Latin American history - the stuff of wars, elections, conquests, inventions, colonization, and all those other events and processes attributed to adults - has also been lived and partially forged by children. Taking a fresh look at Latin American and Caribbean society over the course of more than half a millennium, this volume explores how the omission of children from the region's historiography may in fact be no small matter. Chidren make up one-third of the population of Latin America and the Caribbean, and over the centuries they have worked, played, worshipped, committed crimes, fought and suffered in wars. Regarded as more promising converts to the Christian faith than adults, children were vital in European efforts to invent loyal subjects during the colonial era. In the contemporary economics of Latin America and the Caribbean - where 23 per cent of people live on a dollar per day or less - the labour of children may spell the difference between survival and starvation for millions of households.
Publisher: University of Wisconsin Press
Weight: 503 g
Dimensions: 229 x 152 x 23 mm
"Unique and pioneering.
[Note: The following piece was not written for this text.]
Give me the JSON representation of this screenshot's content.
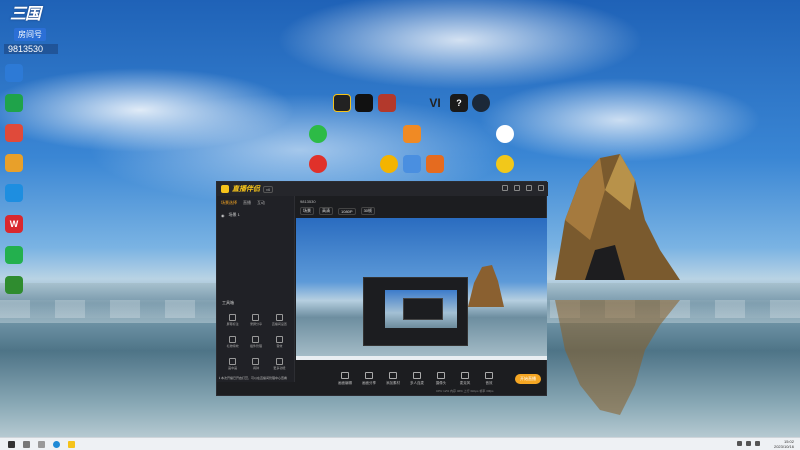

There is no volume that compares with its 500-year historical scope." Dain Borges, University of Chicago"